** Opening Records block **

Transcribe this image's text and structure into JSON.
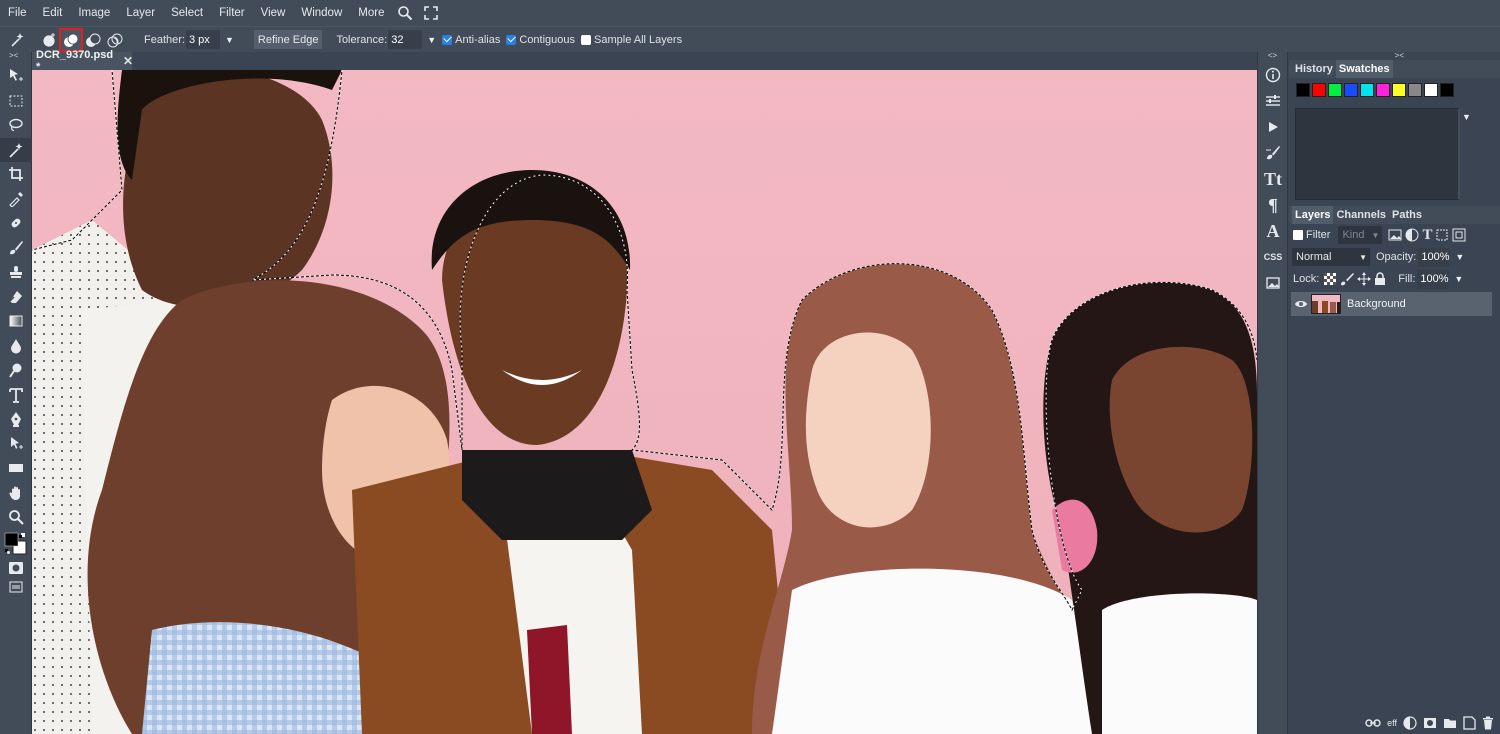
{
  "menu": [
    "File",
    "Edit",
    "Image",
    "Layer",
    "Select",
    "Filter",
    "View",
    "Window",
    "More"
  ],
  "options": {
    "feather_label": "Feather:",
    "feather_value": "3 px",
    "refine_edge": "Refine Edge",
    "tolerance_label": "Tolerance:",
    "tolerance_value": "32",
    "anti_alias": "Anti-alias",
    "contiguous": "Contiguous",
    "sample_all_layers": "Sample All Layers"
  },
  "document": {
    "tab_title": "DCR_9370.psd *",
    "close": "✕"
  },
  "panels": {
    "top_tabs": [
      "History",
      "Swatches"
    ],
    "swatch_colors": [
      "#000000",
      "#ff0000",
      "#00ee44",
      "#1a4cff",
      "#00e6f0",
      "#ff22dd",
      "#ffff22",
      "#888888",
      "#ffffff",
      "#000000"
    ],
    "layer_tabs": [
      "Layers",
      "Channels",
      "Paths"
    ],
    "filter_label": "Filter",
    "kind_placeholder": "Kind",
    "blend_mode": "Normal",
    "opacity_label": "Opacity:",
    "opacity_value": "100%",
    "lock_label": "Lock:",
    "fill_label": "Fill:",
    "fill_value": "100%",
    "layer_name": "Background"
  },
  "right_strip": {
    "css_label": "CSS"
  },
  "footer": {
    "eff": "eff"
  },
  "colors": {
    "bg": "#3a4452",
    "panel": "#424c58",
    "canvas_pink": "#f4b8c2",
    "highlight": "#e02020"
  }
}
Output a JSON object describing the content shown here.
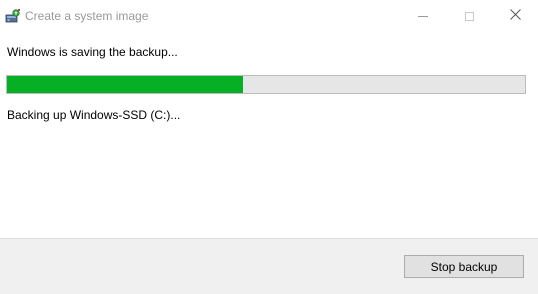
{
  "window": {
    "title": "Create a system image",
    "icon": "backup-drive-icon"
  },
  "controls": {
    "minimize_icon": "minimize-icon",
    "maximize_icon": "maximize-icon",
    "close_icon": "close-icon"
  },
  "progress": {
    "status_text": "Windows is saving the backup...",
    "detail_text": "Backing up Windows-SSD (C:)...",
    "fraction": 0.455,
    "fill_color": "#06b025",
    "track_color": "#e6e6e6"
  },
  "footer": {
    "stop_label": "Stop backup"
  }
}
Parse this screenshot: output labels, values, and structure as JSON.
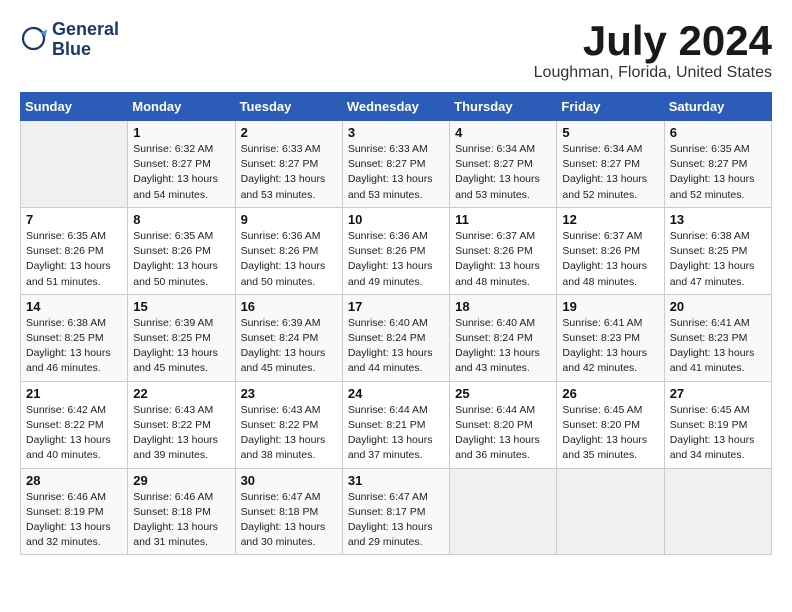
{
  "header": {
    "logo_line1": "General",
    "logo_line2": "Blue",
    "month": "July 2024",
    "location": "Loughman, Florida, United States"
  },
  "weekdays": [
    "Sunday",
    "Monday",
    "Tuesday",
    "Wednesday",
    "Thursday",
    "Friday",
    "Saturday"
  ],
  "weeks": [
    [
      {
        "day": "",
        "info": ""
      },
      {
        "day": "1",
        "info": "Sunrise: 6:32 AM\nSunset: 8:27 PM\nDaylight: 13 hours\nand 54 minutes."
      },
      {
        "day": "2",
        "info": "Sunrise: 6:33 AM\nSunset: 8:27 PM\nDaylight: 13 hours\nand 53 minutes."
      },
      {
        "day": "3",
        "info": "Sunrise: 6:33 AM\nSunset: 8:27 PM\nDaylight: 13 hours\nand 53 minutes."
      },
      {
        "day": "4",
        "info": "Sunrise: 6:34 AM\nSunset: 8:27 PM\nDaylight: 13 hours\nand 53 minutes."
      },
      {
        "day": "5",
        "info": "Sunrise: 6:34 AM\nSunset: 8:27 PM\nDaylight: 13 hours\nand 52 minutes."
      },
      {
        "day": "6",
        "info": "Sunrise: 6:35 AM\nSunset: 8:27 PM\nDaylight: 13 hours\nand 52 minutes."
      }
    ],
    [
      {
        "day": "7",
        "info": "Sunrise: 6:35 AM\nSunset: 8:26 PM\nDaylight: 13 hours\nand 51 minutes."
      },
      {
        "day": "8",
        "info": "Sunrise: 6:35 AM\nSunset: 8:26 PM\nDaylight: 13 hours\nand 50 minutes."
      },
      {
        "day": "9",
        "info": "Sunrise: 6:36 AM\nSunset: 8:26 PM\nDaylight: 13 hours\nand 50 minutes."
      },
      {
        "day": "10",
        "info": "Sunrise: 6:36 AM\nSunset: 8:26 PM\nDaylight: 13 hours\nand 49 minutes."
      },
      {
        "day": "11",
        "info": "Sunrise: 6:37 AM\nSunset: 8:26 PM\nDaylight: 13 hours\nand 48 minutes."
      },
      {
        "day": "12",
        "info": "Sunrise: 6:37 AM\nSunset: 8:26 PM\nDaylight: 13 hours\nand 48 minutes."
      },
      {
        "day": "13",
        "info": "Sunrise: 6:38 AM\nSunset: 8:25 PM\nDaylight: 13 hours\nand 47 minutes."
      }
    ],
    [
      {
        "day": "14",
        "info": "Sunrise: 6:38 AM\nSunset: 8:25 PM\nDaylight: 13 hours\nand 46 minutes."
      },
      {
        "day": "15",
        "info": "Sunrise: 6:39 AM\nSunset: 8:25 PM\nDaylight: 13 hours\nand 45 minutes."
      },
      {
        "day": "16",
        "info": "Sunrise: 6:39 AM\nSunset: 8:24 PM\nDaylight: 13 hours\nand 45 minutes."
      },
      {
        "day": "17",
        "info": "Sunrise: 6:40 AM\nSunset: 8:24 PM\nDaylight: 13 hours\nand 44 minutes."
      },
      {
        "day": "18",
        "info": "Sunrise: 6:40 AM\nSunset: 8:24 PM\nDaylight: 13 hours\nand 43 minutes."
      },
      {
        "day": "19",
        "info": "Sunrise: 6:41 AM\nSunset: 8:23 PM\nDaylight: 13 hours\nand 42 minutes."
      },
      {
        "day": "20",
        "info": "Sunrise: 6:41 AM\nSunset: 8:23 PM\nDaylight: 13 hours\nand 41 minutes."
      }
    ],
    [
      {
        "day": "21",
        "info": "Sunrise: 6:42 AM\nSunset: 8:22 PM\nDaylight: 13 hours\nand 40 minutes."
      },
      {
        "day": "22",
        "info": "Sunrise: 6:43 AM\nSunset: 8:22 PM\nDaylight: 13 hours\nand 39 minutes."
      },
      {
        "day": "23",
        "info": "Sunrise: 6:43 AM\nSunset: 8:22 PM\nDaylight: 13 hours\nand 38 minutes."
      },
      {
        "day": "24",
        "info": "Sunrise: 6:44 AM\nSunset: 8:21 PM\nDaylight: 13 hours\nand 37 minutes."
      },
      {
        "day": "25",
        "info": "Sunrise: 6:44 AM\nSunset: 8:20 PM\nDaylight: 13 hours\nand 36 minutes."
      },
      {
        "day": "26",
        "info": "Sunrise: 6:45 AM\nSunset: 8:20 PM\nDaylight: 13 hours\nand 35 minutes."
      },
      {
        "day": "27",
        "info": "Sunrise: 6:45 AM\nSunset: 8:19 PM\nDaylight: 13 hours\nand 34 minutes."
      }
    ],
    [
      {
        "day": "28",
        "info": "Sunrise: 6:46 AM\nSunset: 8:19 PM\nDaylight: 13 hours\nand 32 minutes."
      },
      {
        "day": "29",
        "info": "Sunrise: 6:46 AM\nSunset: 8:18 PM\nDaylight: 13 hours\nand 31 minutes."
      },
      {
        "day": "30",
        "info": "Sunrise: 6:47 AM\nSunset: 8:18 PM\nDaylight: 13 hours\nand 30 minutes."
      },
      {
        "day": "31",
        "info": "Sunrise: 6:47 AM\nSunset: 8:17 PM\nDaylight: 13 hours\nand 29 minutes."
      },
      {
        "day": "",
        "info": ""
      },
      {
        "day": "",
        "info": ""
      },
      {
        "day": "",
        "info": ""
      }
    ]
  ]
}
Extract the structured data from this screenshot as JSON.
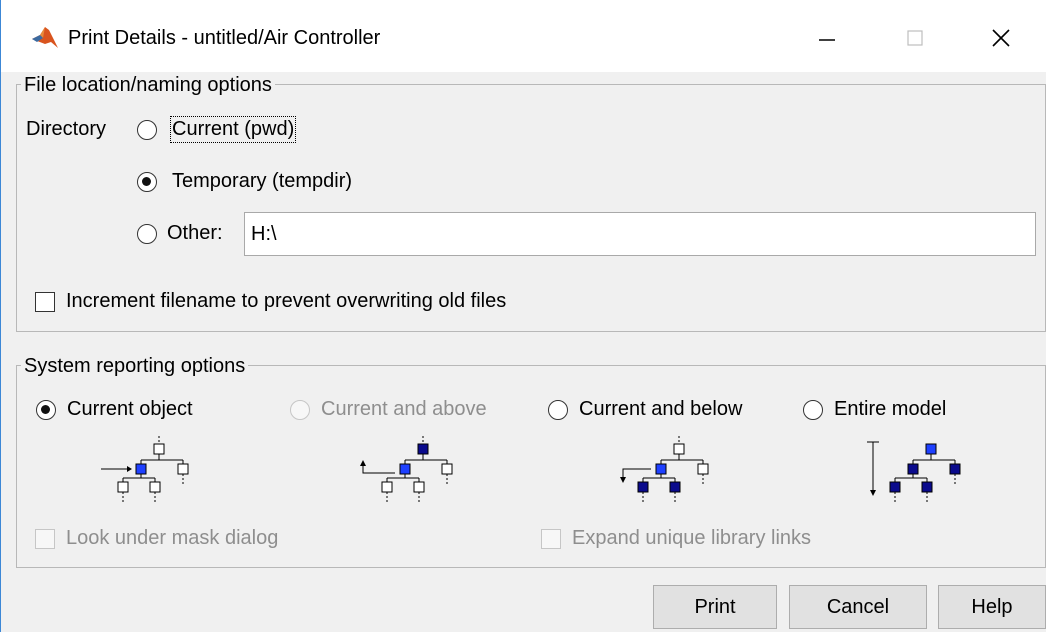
{
  "window": {
    "title": "Print Details - untitled/Air Controller",
    "controls": [
      "minimize",
      "maximize",
      "close"
    ]
  },
  "file_location": {
    "group_label": "File location/naming options",
    "directory_label": "Directory",
    "options": [
      {
        "label": "Current (pwd)",
        "selected": false
      },
      {
        "label": "Temporary (tempdir)",
        "selected": true
      },
      {
        "label": "Other:",
        "selected": false
      }
    ],
    "other_path_value": "H:\\",
    "increment_label": "Increment filename to prevent overwriting old files",
    "increment_checked": false
  },
  "system_reporting": {
    "group_label": "System reporting options",
    "options": [
      {
        "label": "Current object",
        "selected": true,
        "enabled": true,
        "icon": "tree-current-object-icon"
      },
      {
        "label": "Current and above",
        "selected": false,
        "enabled": false,
        "icon": "tree-current-and-above-icon"
      },
      {
        "label": "Current and below",
        "selected": false,
        "enabled": true,
        "icon": "tree-current-and-below-icon"
      },
      {
        "label": "Entire model",
        "selected": false,
        "enabled": true,
        "icon": "tree-entire-model-icon"
      }
    ],
    "look_under_mask_label": "Look under mask dialog",
    "expand_library_links_label": "Expand unique library links"
  },
  "buttons": {
    "print": "Print",
    "cancel": "Cancel",
    "help": "Help"
  },
  "colors": {
    "accent_blue": "#0000ff",
    "dark_blue": "#00008b",
    "window_bg": "#f0f0f0"
  }
}
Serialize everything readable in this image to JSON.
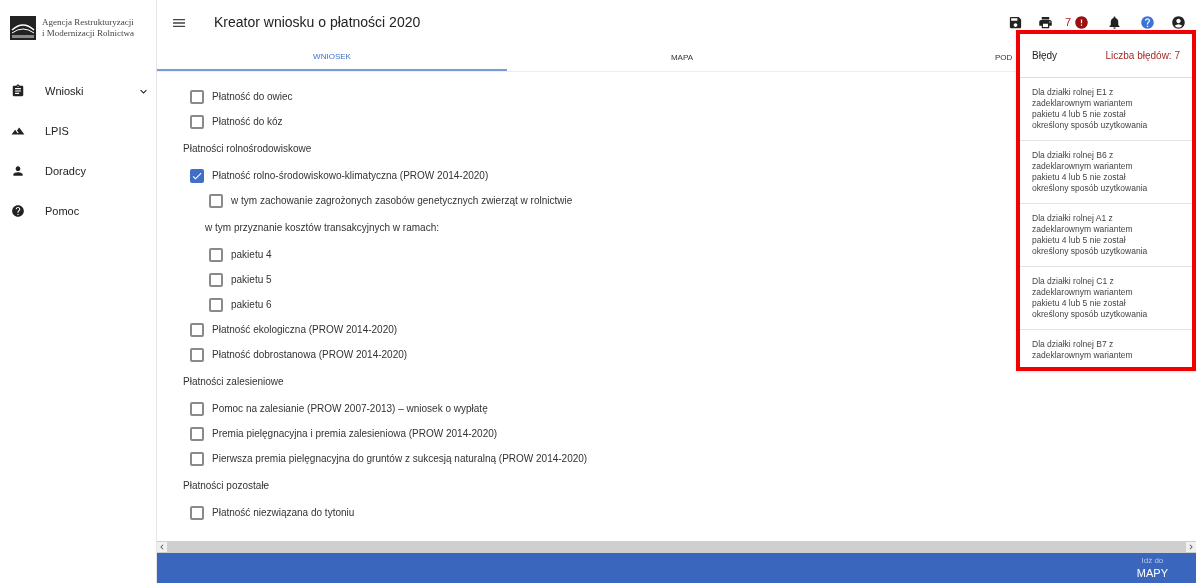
{
  "sidebar": {
    "logo_text": [
      "Agencja Restrukturyzacji",
      "i Modernizacji Rolnictwa"
    ],
    "items": [
      {
        "label": "Wnioski",
        "expandable": true
      },
      {
        "label": "LPIS",
        "expandable": false
      },
      {
        "label": "Doradcy",
        "expandable": false
      },
      {
        "label": "Pomoc",
        "expandable": false
      }
    ]
  },
  "header": {
    "title": "Kreator wniosku o płatności 2020",
    "error_count": "7"
  },
  "tabs": [
    {
      "label": "WNIOSEK",
      "selected": true
    },
    {
      "label": "MAPA",
      "selected": false
    },
    {
      "label": "POD",
      "selected": false
    }
  ],
  "content": {
    "items": [
      {
        "kind": "checkbox",
        "label": "Płatność do owiec",
        "checked": false
      },
      {
        "kind": "checkbox",
        "label": "Płatność do kóz",
        "checked": false
      },
      {
        "kind": "heading",
        "label": "Płatności rolnośrodowiskowe"
      },
      {
        "kind": "checkbox",
        "label": "Płatność rolno-środowiskowo-klimatyczna (PROW 2014-2020)",
        "checked": true,
        "children": [
          {
            "kind": "checkbox",
            "label": "w tym zachowanie zagrożonych zasobów genetycznych zwierząt w rolnictwie",
            "checked": false
          },
          {
            "kind": "text",
            "label": "w tym przyznanie kosztów transakcyjnych w ramach:"
          },
          {
            "kind": "checkbox",
            "label": "pakietu 4",
            "checked": false
          },
          {
            "kind": "checkbox",
            "label": "pakietu 5",
            "checked": false
          },
          {
            "kind": "checkbox",
            "label": "pakietu 6",
            "checked": false
          }
        ]
      },
      {
        "kind": "checkbox",
        "label": "Płatność ekologiczna (PROW 2014-2020)",
        "checked": false
      },
      {
        "kind": "checkbox",
        "label": "Płatność dobrostanowa (PROW 2014-2020)",
        "checked": false
      },
      {
        "kind": "heading",
        "label": "Płatności zalesieniowe"
      },
      {
        "kind": "checkbox",
        "label": "Pomoc na zalesianie (PROW 2007-2013) – wniosek o wypłatę",
        "checked": false
      },
      {
        "kind": "checkbox",
        "label": "Premia pielęgnacyjna i premia zalesieniowa (PROW 2014-2020)",
        "checked": false
      },
      {
        "kind": "checkbox",
        "label": "Pierwsza premia pielęgnacyjna do gruntów z sukcesją naturalną (PROW 2014-2020)",
        "checked": false
      },
      {
        "kind": "heading",
        "label": "Płatności pozostałe"
      },
      {
        "kind": "checkbox",
        "label": "Płatność niezwiązana do tytoniu",
        "checked": false
      }
    ]
  },
  "errors_panel": {
    "title": "Błędy",
    "count_label": "Liczba błędów: 7",
    "errors": [
      [
        "Dla działki rolnej E1 z",
        "zadeklarownym wariantem",
        "pakietu 4 lub 5 nie został",
        "określony sposób uzytkowania"
      ],
      [
        "Dla działki rolnej B6 z",
        "zadeklarownym wariantem",
        "pakietu 4 lub 5 nie został",
        "określony sposób uzytkowania"
      ],
      [
        "Dla działki rolnej A1 z",
        "zadeklarownym wariantem",
        "pakietu 4 lub 5 nie został",
        "określony sposób uzytkowania"
      ],
      [
        "Dla działki rolnej C1 z",
        "zadeklarownym wariantem",
        "pakietu 4 lub 5 nie został",
        "określony sposób uzytkowania"
      ],
      [
        "Dla działki rolnej B7 z",
        "zadeklarownym wariantem"
      ]
    ]
  },
  "footer": {
    "goto_small": "Idź do",
    "goto_big": "MAPY"
  }
}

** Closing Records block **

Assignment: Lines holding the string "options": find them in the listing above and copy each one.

Final answer:
  "options": {
    "group_label": "File location/naming options",
    "options": [
    "group_label": "System reporting options",
    "options": [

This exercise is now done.